Three Ways Pricing’s Not as Secret as You Think
As you conduct competitive intelligence research and analysis to discover the pricing structures used by your competitors, it’s important to bear in mind that this information is not a collection of trade secrets. That perspective can provide valuable insights:
- Don’t overlook open source intelligence. It is certainly worthwhile to start with a Google search of a competitor name and phrases such as “price list,” perhaps adding the operators filetype:xls OR filetype:xlsx OR filetype:pdf to return only Excel spreadsheets and PDFs.
- Clarify your ethical position to human intelligence subjects. Mentioning to all potential interviewees that you are not looking for confidential information can help put them at ease and clarify that there is no ethical gray area at play in your research effort. It also makes it clear that if they have pricing information under NDA – you don’t want it.
- Government agencies often make vendor pricing publicly available. Providers that do business with the government are often required to reveal pricing and related details as part of RFPs, and standard procedure is often for that information to be made freely available on public portals such as www.USAspending.gov.
This is the last of three blog posts related to competitive intelligence research and analysis as a means to understand your competitors’ B2B pricing. The first part of the series, “Three Varieties of Smoke & Mirrors in B2B Pricing,” discusses how to handle the variable, irregular nature of B2B pricing in your analysis.

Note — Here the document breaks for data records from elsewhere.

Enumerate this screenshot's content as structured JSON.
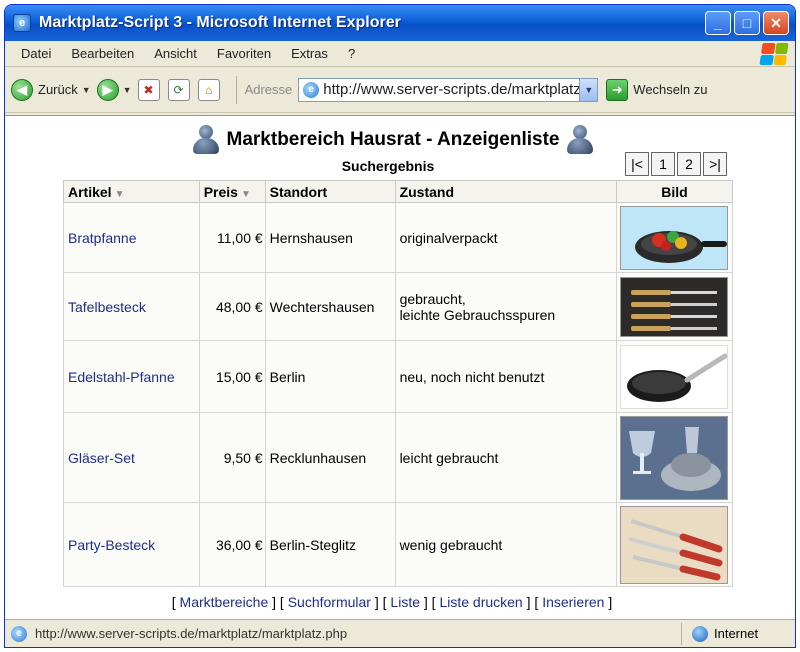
{
  "window": {
    "title": "Marktplatz-Script 3 - Microsoft Internet Explorer",
    "app_icon": "e"
  },
  "menu": [
    "Datei",
    "Bearbeiten",
    "Ansicht",
    "Favoriten",
    "Extras",
    "?"
  ],
  "toolbar": {
    "back_label": "Zurück",
    "address_label": "Adresse",
    "address_value": "http://www.server-scripts.de/marktplatz/marktplatz.php",
    "go_label": "Wechseln zu"
  },
  "page": {
    "title": "Marktbereich Hausrat - Anzeigenliste",
    "subtitle": "Suchergebnis",
    "pager": [
      "|<",
      "1",
      "2",
      ">|"
    ],
    "columns": [
      "Artikel",
      "Preis",
      "Standort",
      "Zustand",
      "Bild"
    ],
    "rows": [
      {
        "article": "Bratpfanne",
        "price": "11,00 €",
        "location": "Hernshausen",
        "condition": "originalverpackt",
        "condition2": "",
        "image": "pan-with-vegetables"
      },
      {
        "article": "Tafelbesteck",
        "price": "48,00 €",
        "location": "Wechtershausen",
        "condition": "gebraucht,",
        "condition2": "leichte Gebrauchsspuren",
        "image": "cutlery-set"
      },
      {
        "article": "Edelstahl-Pfanne",
        "price": "15,00 €",
        "location": "Berlin",
        "condition": "neu, noch nicht benutzt",
        "condition2": "",
        "image": "steel-pan"
      },
      {
        "article": "Gläser-Set",
        "price": "9,50 €",
        "location": "Recklunhausen",
        "condition": "leicht gebraucht",
        "condition2": "",
        "image": "glasses-set"
      },
      {
        "article": "Party-Besteck",
        "price": "36,00 €",
        "location": "Berlin-Steglitz",
        "condition": "wenig gebraucht",
        "condition2": "",
        "image": "party-cutlery"
      }
    ],
    "footer": {
      "marktbereiche": "Marktbereiche",
      "suchformular": "Suchformular",
      "liste": "Liste",
      "liste_drucken": "Liste drucken",
      "inserieren": "Inserieren"
    }
  },
  "status": {
    "url": "http://www.server-scripts.de/marktplatz/marktplatz.php",
    "zone": "Internet"
  },
  "colors": {
    "link": "#1f2e8c",
    "titlebar": "#0a5fd8",
    "chrome": "#ece9d8"
  }
}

The second one, “Three Reasons to Bring on the Humans!,” discusses the primary role that human intelligence sources must play in your research.
By Sean Campbell
By Scott Swigart